Or consider the case of John Bray, who appears in eastern TN (probably Knox County) before 1800. He has two sons born in Kentucky (per the 1850 census) by 1815 and ends up in Anderson County TN–like a ping-pong ball from state to state. Also with gaps in the timeline which could lead to other records and family ties.
Ancestors move into and out of Tennessee. Leaving almost no track except family traditions and statements in later sources like the census or an obituary filed in some mid-western state like Missouri or Iowa.
Extreme record loss is an essential part of this challenge. Over 90 counties have suffered losses. A consolidated database drawing from all jurisdictional levels could help to ease genealogy stress in Tennessee.
FamilySearch and Ancestry and Fold Three (formerly Footnote) are just a few sites with Tennessee records from several levels–these provide tantalizing tidbits to show what could be accomplished.
Stay tuned to my next post on this blog. I am going to begin an interim bibliography of works that will help you to document Tennessee ancestors on the move. It can serve as a checklist–you can consult this list to see if you have already considered these items in your research.

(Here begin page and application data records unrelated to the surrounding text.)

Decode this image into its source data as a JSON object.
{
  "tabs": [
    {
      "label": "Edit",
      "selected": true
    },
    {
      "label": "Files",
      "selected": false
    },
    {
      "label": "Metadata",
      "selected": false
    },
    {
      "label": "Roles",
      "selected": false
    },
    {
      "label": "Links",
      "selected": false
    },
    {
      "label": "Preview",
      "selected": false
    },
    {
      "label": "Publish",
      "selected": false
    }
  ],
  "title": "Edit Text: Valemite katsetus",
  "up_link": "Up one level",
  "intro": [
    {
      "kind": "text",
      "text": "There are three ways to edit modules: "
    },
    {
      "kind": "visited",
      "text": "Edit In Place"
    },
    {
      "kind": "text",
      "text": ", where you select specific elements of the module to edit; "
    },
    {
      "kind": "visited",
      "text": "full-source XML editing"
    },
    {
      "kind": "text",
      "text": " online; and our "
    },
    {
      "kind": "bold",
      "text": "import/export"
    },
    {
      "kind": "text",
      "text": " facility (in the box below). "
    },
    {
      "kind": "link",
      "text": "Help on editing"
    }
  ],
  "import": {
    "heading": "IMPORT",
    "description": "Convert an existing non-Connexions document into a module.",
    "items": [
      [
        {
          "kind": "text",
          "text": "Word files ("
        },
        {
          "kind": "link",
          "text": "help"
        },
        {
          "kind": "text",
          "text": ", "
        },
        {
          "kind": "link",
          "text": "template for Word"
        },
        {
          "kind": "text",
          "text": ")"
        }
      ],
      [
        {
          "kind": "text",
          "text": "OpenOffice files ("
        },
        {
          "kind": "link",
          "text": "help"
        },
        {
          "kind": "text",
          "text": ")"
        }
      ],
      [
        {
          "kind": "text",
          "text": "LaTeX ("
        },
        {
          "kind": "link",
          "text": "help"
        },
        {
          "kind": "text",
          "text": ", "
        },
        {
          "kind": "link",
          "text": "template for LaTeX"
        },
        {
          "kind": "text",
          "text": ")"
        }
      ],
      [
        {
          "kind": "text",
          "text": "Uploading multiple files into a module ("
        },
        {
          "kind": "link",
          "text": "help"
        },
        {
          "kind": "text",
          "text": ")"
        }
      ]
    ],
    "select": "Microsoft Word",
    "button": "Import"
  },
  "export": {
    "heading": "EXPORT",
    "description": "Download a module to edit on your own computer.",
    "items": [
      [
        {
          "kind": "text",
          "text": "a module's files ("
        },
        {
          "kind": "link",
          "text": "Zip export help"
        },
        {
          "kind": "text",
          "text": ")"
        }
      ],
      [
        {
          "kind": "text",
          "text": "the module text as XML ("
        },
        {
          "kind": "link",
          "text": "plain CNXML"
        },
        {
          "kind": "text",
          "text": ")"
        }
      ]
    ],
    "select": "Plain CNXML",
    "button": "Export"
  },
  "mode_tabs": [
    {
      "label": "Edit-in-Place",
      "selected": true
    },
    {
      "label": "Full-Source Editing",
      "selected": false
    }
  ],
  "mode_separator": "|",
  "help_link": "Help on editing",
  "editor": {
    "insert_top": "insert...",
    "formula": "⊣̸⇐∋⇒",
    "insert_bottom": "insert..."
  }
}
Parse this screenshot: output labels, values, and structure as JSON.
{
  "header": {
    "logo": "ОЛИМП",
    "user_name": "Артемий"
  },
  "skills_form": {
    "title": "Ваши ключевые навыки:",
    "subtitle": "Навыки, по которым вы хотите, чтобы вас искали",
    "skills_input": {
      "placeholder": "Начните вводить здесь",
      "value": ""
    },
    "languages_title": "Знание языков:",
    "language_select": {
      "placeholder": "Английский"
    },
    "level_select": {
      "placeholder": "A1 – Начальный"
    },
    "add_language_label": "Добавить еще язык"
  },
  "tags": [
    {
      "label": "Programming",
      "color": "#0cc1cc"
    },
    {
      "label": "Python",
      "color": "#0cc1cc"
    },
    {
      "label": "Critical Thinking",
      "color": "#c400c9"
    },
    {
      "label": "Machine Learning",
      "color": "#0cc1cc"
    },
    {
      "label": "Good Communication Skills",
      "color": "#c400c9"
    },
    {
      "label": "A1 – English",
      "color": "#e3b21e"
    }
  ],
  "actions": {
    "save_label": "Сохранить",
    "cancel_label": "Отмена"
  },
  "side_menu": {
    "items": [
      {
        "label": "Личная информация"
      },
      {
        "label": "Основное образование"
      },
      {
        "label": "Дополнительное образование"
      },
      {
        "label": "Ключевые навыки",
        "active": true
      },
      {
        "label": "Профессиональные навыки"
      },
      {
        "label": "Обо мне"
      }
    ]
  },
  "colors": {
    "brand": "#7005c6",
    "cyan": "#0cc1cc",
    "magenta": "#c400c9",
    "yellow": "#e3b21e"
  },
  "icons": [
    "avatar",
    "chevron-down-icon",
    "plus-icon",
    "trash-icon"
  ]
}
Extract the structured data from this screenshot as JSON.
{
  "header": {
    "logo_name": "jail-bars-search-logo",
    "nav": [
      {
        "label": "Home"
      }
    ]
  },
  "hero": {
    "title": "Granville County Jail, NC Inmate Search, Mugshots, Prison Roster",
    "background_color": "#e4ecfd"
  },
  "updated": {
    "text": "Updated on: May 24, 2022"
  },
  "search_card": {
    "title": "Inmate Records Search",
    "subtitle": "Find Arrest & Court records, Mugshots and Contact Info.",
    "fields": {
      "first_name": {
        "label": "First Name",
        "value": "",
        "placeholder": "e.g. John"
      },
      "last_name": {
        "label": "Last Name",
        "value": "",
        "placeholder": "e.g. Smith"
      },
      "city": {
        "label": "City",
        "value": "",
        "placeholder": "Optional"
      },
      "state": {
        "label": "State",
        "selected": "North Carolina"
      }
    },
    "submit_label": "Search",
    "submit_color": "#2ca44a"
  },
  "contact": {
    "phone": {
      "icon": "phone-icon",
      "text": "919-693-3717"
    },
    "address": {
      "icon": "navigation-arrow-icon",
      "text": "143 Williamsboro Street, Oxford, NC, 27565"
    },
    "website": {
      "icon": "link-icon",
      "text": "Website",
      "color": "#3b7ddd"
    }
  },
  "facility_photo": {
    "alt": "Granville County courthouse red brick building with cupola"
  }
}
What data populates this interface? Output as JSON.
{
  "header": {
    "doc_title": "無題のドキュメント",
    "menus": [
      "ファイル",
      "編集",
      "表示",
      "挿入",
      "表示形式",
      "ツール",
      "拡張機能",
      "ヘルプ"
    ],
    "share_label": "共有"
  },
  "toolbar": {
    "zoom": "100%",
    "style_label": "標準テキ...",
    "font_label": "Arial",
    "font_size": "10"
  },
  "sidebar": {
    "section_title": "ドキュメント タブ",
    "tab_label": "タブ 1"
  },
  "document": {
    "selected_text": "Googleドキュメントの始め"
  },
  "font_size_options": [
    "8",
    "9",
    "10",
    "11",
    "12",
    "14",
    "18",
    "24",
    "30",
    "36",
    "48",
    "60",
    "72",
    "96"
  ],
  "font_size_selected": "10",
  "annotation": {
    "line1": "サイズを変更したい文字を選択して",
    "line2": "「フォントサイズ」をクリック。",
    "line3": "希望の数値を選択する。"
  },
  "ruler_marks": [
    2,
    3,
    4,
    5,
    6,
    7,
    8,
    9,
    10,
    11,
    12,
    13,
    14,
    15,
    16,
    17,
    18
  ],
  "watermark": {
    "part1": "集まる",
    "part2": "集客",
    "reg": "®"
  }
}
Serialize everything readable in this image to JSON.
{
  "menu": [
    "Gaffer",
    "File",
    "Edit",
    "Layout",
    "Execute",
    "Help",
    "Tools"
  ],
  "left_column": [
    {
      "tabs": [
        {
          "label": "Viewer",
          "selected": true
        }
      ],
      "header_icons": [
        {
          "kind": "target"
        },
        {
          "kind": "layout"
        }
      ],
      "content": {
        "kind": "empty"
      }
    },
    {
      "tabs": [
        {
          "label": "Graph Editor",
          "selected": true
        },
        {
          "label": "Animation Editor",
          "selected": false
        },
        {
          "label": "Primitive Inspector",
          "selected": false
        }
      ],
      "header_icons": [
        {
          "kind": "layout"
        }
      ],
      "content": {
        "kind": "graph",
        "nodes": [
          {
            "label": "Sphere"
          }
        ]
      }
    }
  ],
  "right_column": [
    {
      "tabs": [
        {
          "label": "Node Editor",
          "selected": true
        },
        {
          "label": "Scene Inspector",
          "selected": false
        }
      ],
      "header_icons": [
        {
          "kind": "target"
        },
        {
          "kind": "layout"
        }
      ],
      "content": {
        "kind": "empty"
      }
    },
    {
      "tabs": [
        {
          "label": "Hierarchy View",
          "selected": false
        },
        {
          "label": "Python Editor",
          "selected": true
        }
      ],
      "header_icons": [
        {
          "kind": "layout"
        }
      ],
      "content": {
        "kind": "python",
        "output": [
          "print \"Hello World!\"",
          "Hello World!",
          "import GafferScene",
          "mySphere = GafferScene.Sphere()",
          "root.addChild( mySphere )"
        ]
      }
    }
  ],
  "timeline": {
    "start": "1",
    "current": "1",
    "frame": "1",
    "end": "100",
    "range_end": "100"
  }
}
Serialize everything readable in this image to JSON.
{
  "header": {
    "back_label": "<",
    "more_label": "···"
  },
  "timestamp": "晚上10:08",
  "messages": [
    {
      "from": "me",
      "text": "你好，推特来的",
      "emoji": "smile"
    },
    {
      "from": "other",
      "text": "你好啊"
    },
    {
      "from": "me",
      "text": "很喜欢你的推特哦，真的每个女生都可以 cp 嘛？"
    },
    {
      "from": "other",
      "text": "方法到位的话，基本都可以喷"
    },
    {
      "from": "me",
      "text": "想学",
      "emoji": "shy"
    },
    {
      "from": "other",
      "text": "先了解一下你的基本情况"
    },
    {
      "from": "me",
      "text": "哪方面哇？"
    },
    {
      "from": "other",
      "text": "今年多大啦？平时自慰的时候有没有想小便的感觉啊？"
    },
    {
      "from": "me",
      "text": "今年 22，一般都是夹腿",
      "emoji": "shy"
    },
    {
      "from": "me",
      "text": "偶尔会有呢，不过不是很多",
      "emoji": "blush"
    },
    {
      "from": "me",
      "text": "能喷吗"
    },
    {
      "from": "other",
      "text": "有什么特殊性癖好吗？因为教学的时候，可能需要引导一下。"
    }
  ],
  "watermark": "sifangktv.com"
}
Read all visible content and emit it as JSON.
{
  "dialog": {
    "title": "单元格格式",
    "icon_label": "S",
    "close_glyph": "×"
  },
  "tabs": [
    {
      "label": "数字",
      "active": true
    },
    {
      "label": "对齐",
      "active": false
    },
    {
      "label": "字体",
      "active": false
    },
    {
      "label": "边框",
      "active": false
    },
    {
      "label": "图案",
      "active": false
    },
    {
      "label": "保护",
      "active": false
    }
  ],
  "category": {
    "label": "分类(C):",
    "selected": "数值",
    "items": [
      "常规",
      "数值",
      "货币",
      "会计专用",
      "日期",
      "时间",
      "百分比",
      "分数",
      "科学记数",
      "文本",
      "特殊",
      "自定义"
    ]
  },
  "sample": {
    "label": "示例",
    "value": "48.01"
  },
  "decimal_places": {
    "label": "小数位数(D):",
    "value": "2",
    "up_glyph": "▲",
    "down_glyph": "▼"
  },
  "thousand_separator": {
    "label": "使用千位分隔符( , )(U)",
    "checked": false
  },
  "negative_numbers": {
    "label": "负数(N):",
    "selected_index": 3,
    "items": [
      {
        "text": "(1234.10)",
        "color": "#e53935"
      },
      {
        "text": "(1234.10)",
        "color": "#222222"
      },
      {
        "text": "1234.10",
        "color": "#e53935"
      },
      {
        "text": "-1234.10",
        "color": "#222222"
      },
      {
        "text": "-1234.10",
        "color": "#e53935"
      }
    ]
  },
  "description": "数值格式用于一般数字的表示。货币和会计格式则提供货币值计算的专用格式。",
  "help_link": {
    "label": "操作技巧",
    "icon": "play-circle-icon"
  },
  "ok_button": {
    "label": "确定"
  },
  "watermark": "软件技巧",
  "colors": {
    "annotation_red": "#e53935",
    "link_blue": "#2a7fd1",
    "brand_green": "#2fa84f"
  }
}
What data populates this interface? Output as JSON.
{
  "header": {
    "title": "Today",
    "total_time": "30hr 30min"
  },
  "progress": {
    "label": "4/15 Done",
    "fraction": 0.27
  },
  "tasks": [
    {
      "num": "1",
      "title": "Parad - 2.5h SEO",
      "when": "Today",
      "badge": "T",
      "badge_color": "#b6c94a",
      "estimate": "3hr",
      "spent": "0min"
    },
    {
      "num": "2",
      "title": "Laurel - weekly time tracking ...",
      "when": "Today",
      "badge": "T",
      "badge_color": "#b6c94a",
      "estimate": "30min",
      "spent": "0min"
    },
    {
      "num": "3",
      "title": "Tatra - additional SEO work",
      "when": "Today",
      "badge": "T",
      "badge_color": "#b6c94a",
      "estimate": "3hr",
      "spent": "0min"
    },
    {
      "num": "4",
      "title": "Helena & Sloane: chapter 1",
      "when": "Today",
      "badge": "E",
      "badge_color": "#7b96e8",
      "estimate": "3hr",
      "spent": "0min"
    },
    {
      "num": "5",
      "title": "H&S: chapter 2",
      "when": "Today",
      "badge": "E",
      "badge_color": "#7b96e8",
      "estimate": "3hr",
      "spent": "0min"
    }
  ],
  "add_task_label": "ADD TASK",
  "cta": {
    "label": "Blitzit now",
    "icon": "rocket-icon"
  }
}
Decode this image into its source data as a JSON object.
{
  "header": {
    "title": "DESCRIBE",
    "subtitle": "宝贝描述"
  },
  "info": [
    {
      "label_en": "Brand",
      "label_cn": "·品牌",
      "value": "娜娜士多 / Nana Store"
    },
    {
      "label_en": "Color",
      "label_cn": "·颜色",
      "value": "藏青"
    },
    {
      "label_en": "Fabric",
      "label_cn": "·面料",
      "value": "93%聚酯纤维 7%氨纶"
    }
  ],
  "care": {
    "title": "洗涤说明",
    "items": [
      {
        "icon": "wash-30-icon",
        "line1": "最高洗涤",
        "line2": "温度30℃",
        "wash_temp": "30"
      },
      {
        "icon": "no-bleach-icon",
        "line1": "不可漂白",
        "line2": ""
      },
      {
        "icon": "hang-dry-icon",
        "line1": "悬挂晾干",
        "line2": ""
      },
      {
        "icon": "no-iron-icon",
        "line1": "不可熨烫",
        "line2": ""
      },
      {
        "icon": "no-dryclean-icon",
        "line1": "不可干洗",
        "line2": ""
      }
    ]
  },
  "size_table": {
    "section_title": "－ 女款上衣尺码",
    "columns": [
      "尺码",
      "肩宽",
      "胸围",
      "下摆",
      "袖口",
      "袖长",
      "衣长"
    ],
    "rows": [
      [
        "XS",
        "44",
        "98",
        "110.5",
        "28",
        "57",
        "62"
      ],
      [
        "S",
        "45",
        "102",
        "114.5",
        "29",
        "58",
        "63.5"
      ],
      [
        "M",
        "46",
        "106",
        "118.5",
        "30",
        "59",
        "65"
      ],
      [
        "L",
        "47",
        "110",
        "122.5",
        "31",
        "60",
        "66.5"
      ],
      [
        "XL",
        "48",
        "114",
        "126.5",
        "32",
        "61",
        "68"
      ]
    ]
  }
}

And for ancestors with less common surnames, like Bray and Childress and Shumate, you will begin to build your own database of where people were when and who they were associated with at the place and time. These entries can be compared and matched with places of origin–Virginia, North Carolina, South Carolina, Maryland, and Pennsylvania. And places of later settlement like Alabama, Texas, Illinois, Arkansas, and Missouri.
And if I do research for you as a client, you will be able to see from my report to you, that I have used this checklist to ensure that no obvious ancestor has been overlooked. Your favorite Tennessee genealogist, Arlene Eakle http://arleneeakle.com
PS Using borrowed and refurbished computers, I plan to port information on my blogs ever 2-3 days. Please stay tuned to benefit from the research I have been doing these past few months while my computer has been down.
[Don’t tell a soul, but my computer skills have improved immensely as I have changed cords from one processor to another, typed data on one computer and transferred it to another, and tried to save files that appeared corrupted. Very pleased with myself. Losing files that are not available in some other place is brutal.]